Annual Kendall Concert features 'Love and Lamentation in the 17th Century'
Love and Lamentation in the 17th Century, a program of classical music performed by Sally Sanford, soprano, and Catherine Liddell, lute and theorbo, will be presented at 8 p.m. March 25, in the Olin Arts Center Concert Hall, 75 Russell St. The program includes “Songs of Darkness” by John Dowland, “Toccata” by Alessandro Piccinini, “Lamento della Madonna” by Claudio Monteverdi and “Amante Felice” by Giovanni Stefani. The public is invited to attend the annual Edith C. and Raymond L. Kendall Concert, and admission is free.

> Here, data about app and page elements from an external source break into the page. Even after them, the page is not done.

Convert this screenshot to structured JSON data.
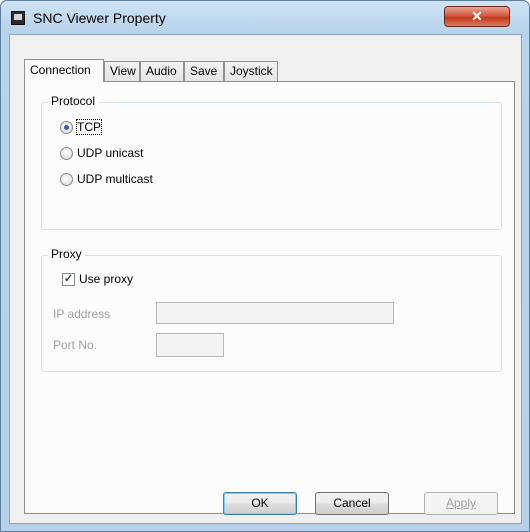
{
  "window": {
    "title": "SNC Viewer Property",
    "close_glyph": "✕"
  },
  "tabs": [
    {
      "label": "Connection",
      "active": true
    },
    {
      "label": "View",
      "active": false
    },
    {
      "label": "Audio",
      "active": false
    },
    {
      "label": "Save",
      "active": false
    },
    {
      "label": "Joystick",
      "active": false
    }
  ],
  "protocol": {
    "legend": "Protocol",
    "options": [
      {
        "label": "TCP",
        "selected": true
      },
      {
        "label": "UDP unicast",
        "selected": false
      },
      {
        "label": "UDP multicast",
        "selected": false
      }
    ]
  },
  "proxy": {
    "legend": "Proxy",
    "use_proxy_label": "Use proxy",
    "use_proxy_checked": true,
    "check_glyph": "✓",
    "ip_label": "IP address",
    "ip_value": "",
    "port_label": "Port No.",
    "port_value": ""
  },
  "buttons": {
    "ok": "OK",
    "cancel": "Cancel",
    "apply": "Apply"
  },
  "icons": {
    "app": "app-window-icon",
    "close": "close-icon",
    "radio": "radio-icon",
    "checkbox": "checkbox-icon"
  }
}
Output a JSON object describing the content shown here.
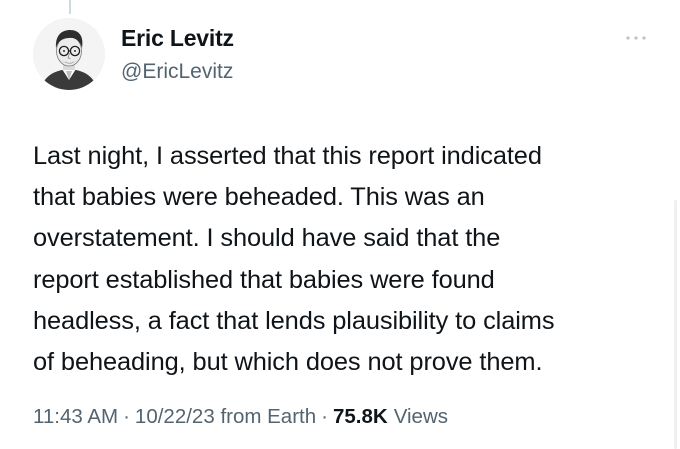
{
  "tweet": {
    "author": {
      "name": "Eric Levitz",
      "handle": "@EricLevitz"
    },
    "more_icon": "more-horizontal-icon",
    "text_lines": [
      "Last night, I asserted that this report indicated",
      "that babies were beheaded. This was an",
      "overstatement. I should have said that the",
      "report established that babies were found",
      "headless, a fact that lends plausibility to claims",
      "of beheading, but which does not prove them."
    ],
    "time": "11:43 AM",
    "separator": "·",
    "date": "10/22/23",
    "source": "from Earth",
    "views_count": "75.8K",
    "views_label": "Views"
  }
}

Sanford and Liddell, who have performed together for nearly 20 years, founded the trio Ensemble Chanterelle, which specializes in 17th-century dramatic and virtuosic literature. They made their New York recital debut in 1984 with Ensemble Chanterelle as first-prize winners of the Concert Artists Guild International Award.
Liddell graduated from Sarah Lawrence College and holds the soloist diploma from the Schola Cantorum Basiliensis in Basel, Switzerland. A noted specialist in continuo accompaniments on the theorbo, Liddell’s most recent compact disc is “La Belle voilée” for Centaur Records. She has performed with Aston Magna, the Boston Camerata, the Smithsonian Chamber Players, Tafelmusik and the Handel and Hayden society, among others.

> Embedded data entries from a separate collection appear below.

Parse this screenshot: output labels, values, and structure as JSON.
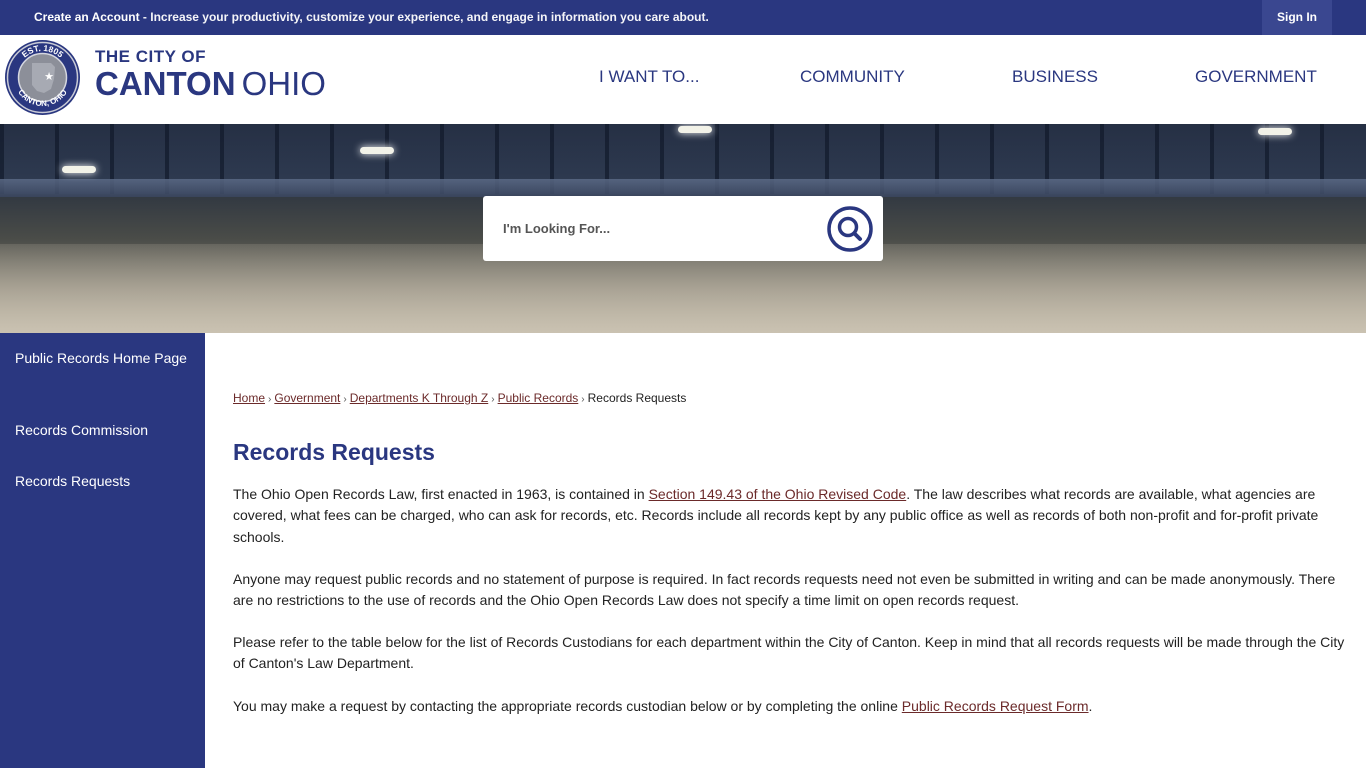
{
  "topbar": {
    "create_account": "Create an Account",
    "create_account_desc": " - Increase your productivity, customize your experience, and engage in information you care about.",
    "sign_in": "Sign In"
  },
  "header": {
    "seal_top": "EST. 1805",
    "seal_bottom": "CANTON, OHIO",
    "logo_small": "THE CITY OF",
    "logo_bold": "CANTON",
    "logo_light": "OHIO",
    "nav": [
      "I WANT TO...",
      "COMMUNITY",
      "BUSINESS",
      "GOVERNMENT"
    ]
  },
  "search": {
    "placeholder": "I'm Looking For..."
  },
  "sidebar": {
    "items": [
      {
        "label": "Public Records Home Page"
      },
      {
        "label": "Records Commission"
      },
      {
        "label": "Records Requests"
      }
    ]
  },
  "breadcrumb": {
    "items": [
      "Home",
      "Government",
      "Departments K Through Z",
      "Public Records"
    ],
    "current": "Records Requests",
    "separator": "›"
  },
  "main": {
    "title": "Records Requests",
    "p1_before": "The Ohio Open Records Law, first enacted in 1963, is contained in ",
    "p1_link": "Section 149.43 of the Ohio Revised Code",
    "p1_after": ". The law describes what records are available, what agencies are covered, what fees can be charged, who can ask for records, etc. Records include all records kept by any public office as well as records of both non-profit and for-profit private schools.",
    "p2": "Anyone may request public records and no statement of purpose is required. In fact records requests need not even be submitted in writing and can be made anonymously. There are no restrictions to the use of records and the Ohio Open Records Law does not specify a time limit on open records request.",
    "p3": "Please refer to the table below for the list of Records Custodians for each department within the City of Canton.  Keep in mind that all records requests will be made through the City of Canton's Law Department.",
    "p4_before": "You may make a request by contacting the appropriate records custodian below or by completing the online ",
    "p4_link": "Public Records Request Form",
    "p4_after": "."
  },
  "colors": {
    "brand_navy": "#2a3780",
    "link": "#6b2a2a"
  }
}
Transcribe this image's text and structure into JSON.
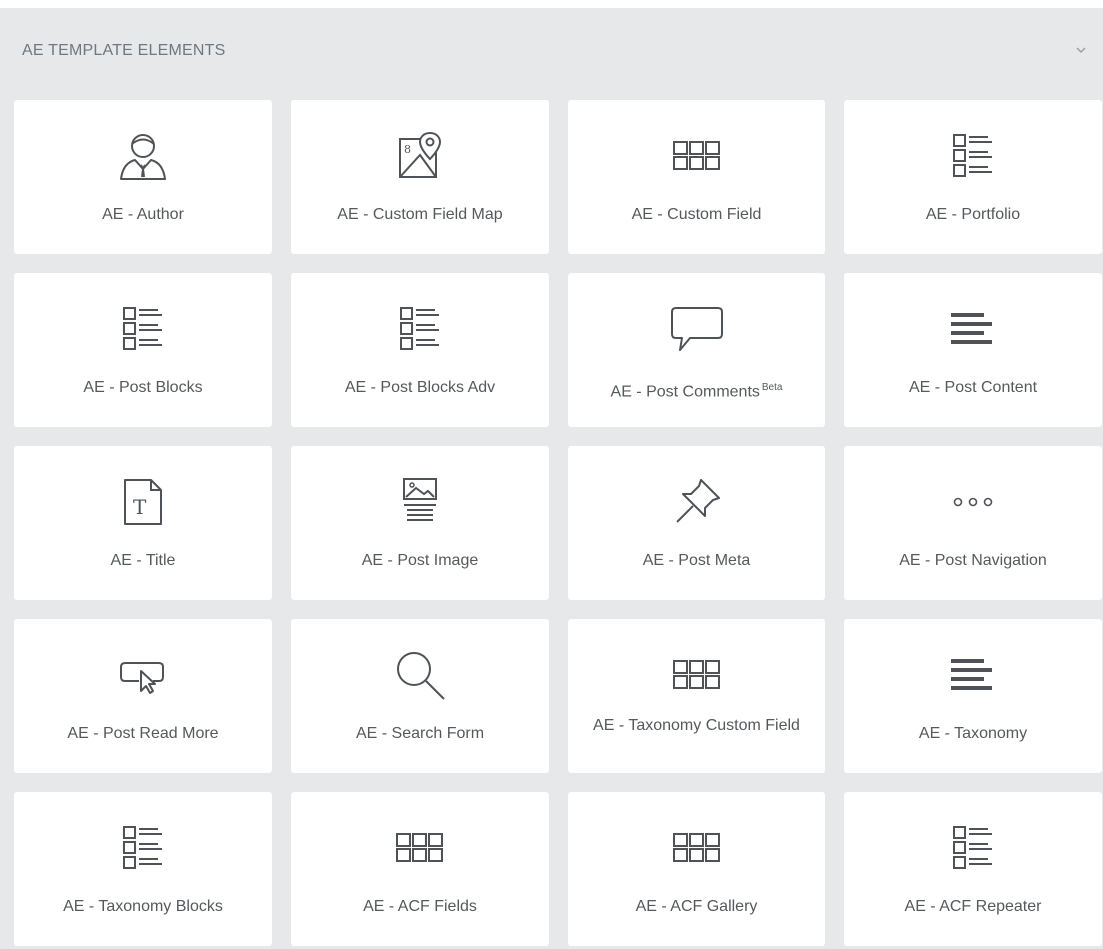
{
  "section": {
    "title": "AE TEMPLATE ELEMENTS",
    "chevron_icon": "chevron-down-icon"
  },
  "widgets": [
    {
      "label": "AE - Author",
      "icon": "person-icon"
    },
    {
      "label": "AE - Custom Field Map",
      "icon": "map-pin-icon"
    },
    {
      "label": "AE - Custom Field",
      "icon": "grid-icon"
    },
    {
      "label": "AE - Portfolio",
      "icon": "list-icon"
    },
    {
      "label": "AE - Post Blocks",
      "icon": "list-icon"
    },
    {
      "label": "AE - Post Blocks Adv",
      "icon": "list-icon"
    },
    {
      "label": "AE - Post Comments",
      "badge": "Beta",
      "icon": "comment-icon"
    },
    {
      "label": "AE - Post Content",
      "icon": "align-left-icon"
    },
    {
      "label": "AE - Title",
      "icon": "title-document-icon"
    },
    {
      "label": "AE - Post Image",
      "icon": "image-text-icon"
    },
    {
      "label": "AE - Post Meta",
      "icon": "pushpin-icon"
    },
    {
      "label": "AE - Post Navigation",
      "icon": "ellipsis-icon"
    },
    {
      "label": "AE - Post Read More",
      "icon": "button-cursor-icon"
    },
    {
      "label": "AE - Search Form",
      "icon": "search-icon"
    },
    {
      "label": "AE - Taxonomy Custom Field",
      "icon": "grid-icon"
    },
    {
      "label": "AE - Taxonomy",
      "icon": "align-left-icon"
    },
    {
      "label": "AE - Taxonomy Blocks",
      "icon": "list-icon"
    },
    {
      "label": "AE - ACF Fields",
      "icon": "grid-icon"
    },
    {
      "label": "AE - ACF Gallery",
      "icon": "grid-icon"
    },
    {
      "label": "AE - ACF Repeater",
      "icon": "list-icon"
    }
  ]
}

Sanford, one of the foremost American specialists in historical vocal styles and techniques, is equally at home in lieder and oratorio and has a repertoire ranging from the 12th century to the 20th century. A summa cum laude graduate of Yale University, where she studied literature and music, Sanford studied performance practice at Stanford University. She has recorded for Albany Records, Musical Heritage Society, Lyrachord and Harmonia Mundi Germany, among others.
Love and Lamentation in the 17th Century represents the seventh annual Kendall Concert, made possible by the Edith C. and the Raymond L. Kendall ’19 Endowment Fund and the Bates College Concert Series. The Kendall Fund was established by Edith C. Kendall and Raymond L. Kendall, retired professor of education and psychology at Bates.